[Data records for software interfaces]

══════

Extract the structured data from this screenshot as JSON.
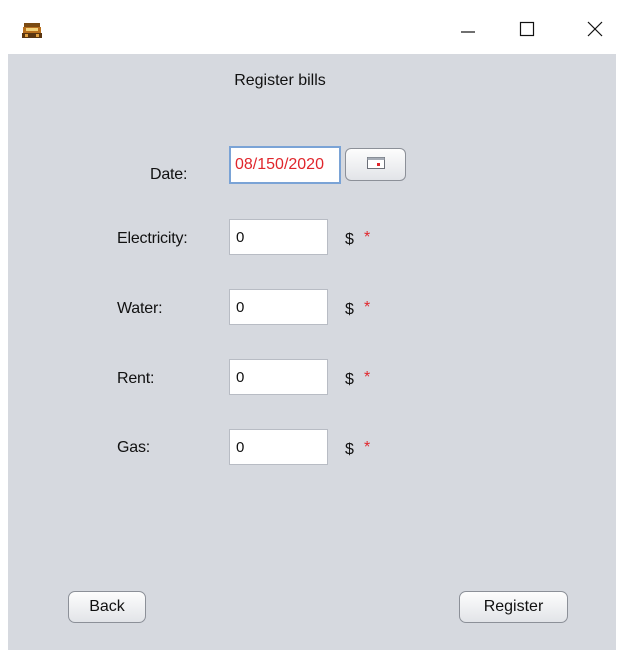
{
  "window": {
    "minimize_symbol": "—",
    "maximize_symbol": "☐",
    "close_symbol": "✕",
    "app_icon": "app-icon"
  },
  "form": {
    "title": "Register bills",
    "date": {
      "label": "Date:",
      "value": "08/150/2020"
    },
    "electricity": {
      "label": "Electricity:",
      "value": "0",
      "unit": "$",
      "required": "*"
    },
    "water": {
      "label": "Water:",
      "value": "0",
      "unit": "$",
      "required": "*"
    },
    "rent": {
      "label": "Rent:",
      "value": "0",
      "unit": "$",
      "required": "*"
    },
    "gas": {
      "label": "Gas:",
      "value": "0",
      "unit": "$",
      "required": "*"
    }
  },
  "buttons": {
    "back": "Back",
    "register": "Register"
  },
  "colors": {
    "panel_bg": "#d6d9df",
    "required": "#e0262c",
    "date_text": "#e0262c",
    "focus_border": "#7aa3d6"
  }
}
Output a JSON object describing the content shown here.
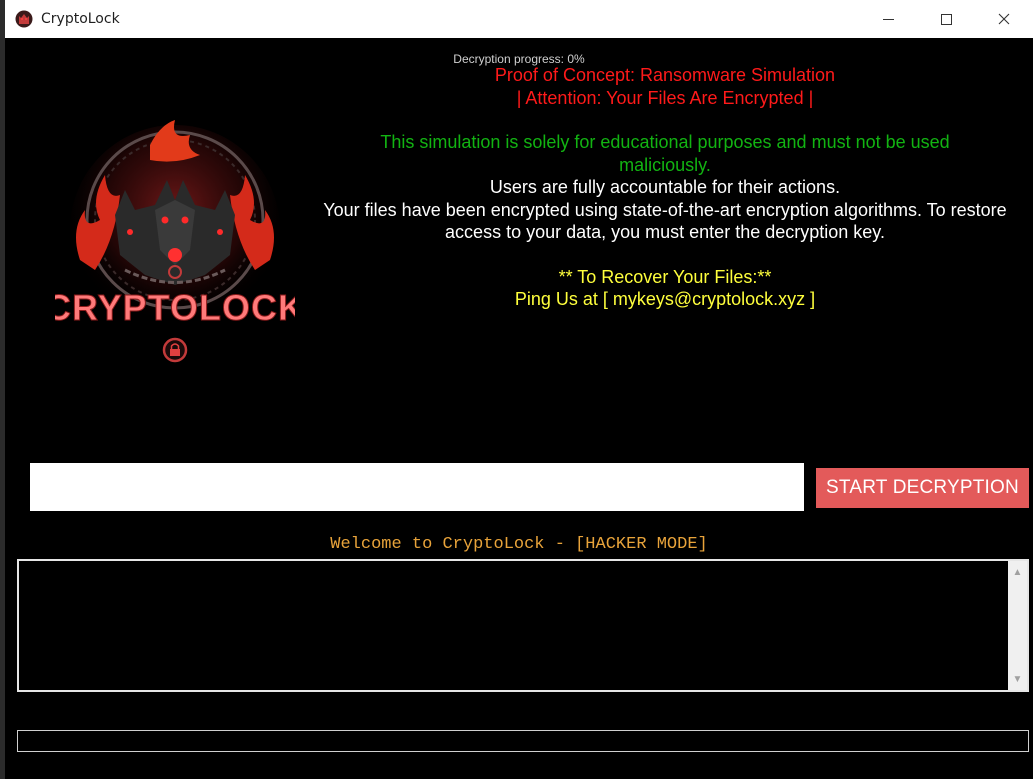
{
  "window": {
    "title": "CryptoLock",
    "controls": {
      "minimize": "—",
      "maximize": "☐",
      "close": "✕"
    }
  },
  "logo": {
    "text": "CRYPTOLOCK"
  },
  "message": {
    "line1": "Proof of Concept: Ransomware Simulation",
    "line2": "| Attention: Your Files Are Encrypted |",
    "disclaimer": "This simulation is solely for educational purposes and must not be used maliciously.",
    "accountability": "Users are fully accountable for their actions.",
    "encrypted_notice": "Your files have been encrypted using state-of-the-art encryption algorithms. To restore access to your data, you must enter the decryption key.",
    "recover_title": "** To Recover Your Files:**",
    "contact": "Ping Us at [ mykeys@cryptolock.xyz ]"
  },
  "decrypt": {
    "key_value": "",
    "button_label": "START DECRYPTION"
  },
  "console": {
    "welcome": "Welcome to CryptoLock - [HACKER MODE]",
    "log_text": ""
  },
  "progress": {
    "label": "Decryption progress: 0%",
    "percent": 0
  },
  "colors": {
    "accent_red": "#ff1a1a",
    "button_red": "#e35a5a",
    "disclaimer_green": "#12b312",
    "contact_yellow": "#ffff3c",
    "console_orange": "#e8a33a"
  }
}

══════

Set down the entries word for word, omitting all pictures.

Solution below ::
Extract the structured data from this screenshot as JSON.
{
  "window": {
    "minimize_symbol": "—",
    "maximize_symbol": "☐",
    "close_symbol": "✕",
    "app_icon": "app-icon"
  },
  "form": {
    "title": "Register bills",
    "date": {
      "label": "Date:",
      "value": "08/150/2020"
    },
    "electricity": {
      "label": "Electricity:",
      "value": "0",
      "unit": "$",
      "required": "*"
    },
    "water": {
      "label": "Water:",
      "value": "0",
      "unit": "$",
      "required": "*"
    },
    "rent": {
      "label": "Rent:",
      "value": "0",
      "unit": "$",
      "required": "*"
    },
    "gas": {
      "label": "Gas:",
      "value": "0",
      "unit": "$",
      "required": "*"
    }
  },
  "buttons": {
    "back": "Back",
    "register": "Register"
  },
  "colors": {
    "panel_bg": "#d6d9df",
    "required": "#e0262c",
    "date_text": "#e0262c",
    "focus_border": "#7aa3d6"
  }
}
Output a JSON object describing the content shown here.
{
  "window": {
    "title": "CryptoLock",
    "controls": {
      "minimize": "—",
      "maximize": "☐",
      "close": "✕"
    }
  },
  "logo": {
    "text": "CRYPTOLOCK"
  },
  "message": {
    "line1": "Proof of Concept: Ransomware Simulation",
    "line2": "| Attention: Your Files Are Encrypted |",
    "disclaimer": "This simulation is solely for educational purposes and must not be used maliciously.",
    "accountability": "Users are fully accountable for their actions.",
    "encrypted_notice": "Your files have been encrypted using state-of-the-art encryption algorithms. To restore access to your data, you must enter the decryption key.",
    "recover_title": "** To Recover Your Files:**",
    "contact": "Ping Us at [ mykeys@cryptolock.xyz ]"
  },
  "decrypt": {
    "key_value": "",
    "button_label": "START DECRYPTION"
  },
  "console": {
    "welcome": "Welcome to CryptoLock - [HACKER MODE]",
    "log_text": ""
  },
  "progress": {
    "label": "Decryption progress: 0%",
    "percent": 0
  },
  "colors": {
    "accent_red": "#ff1a1a",
    "button_red": "#e35a5a",
    "disclaimer_green": "#12b312",
    "contact_yellow": "#ffff3c",
    "console_orange": "#e8a33a"
  }
}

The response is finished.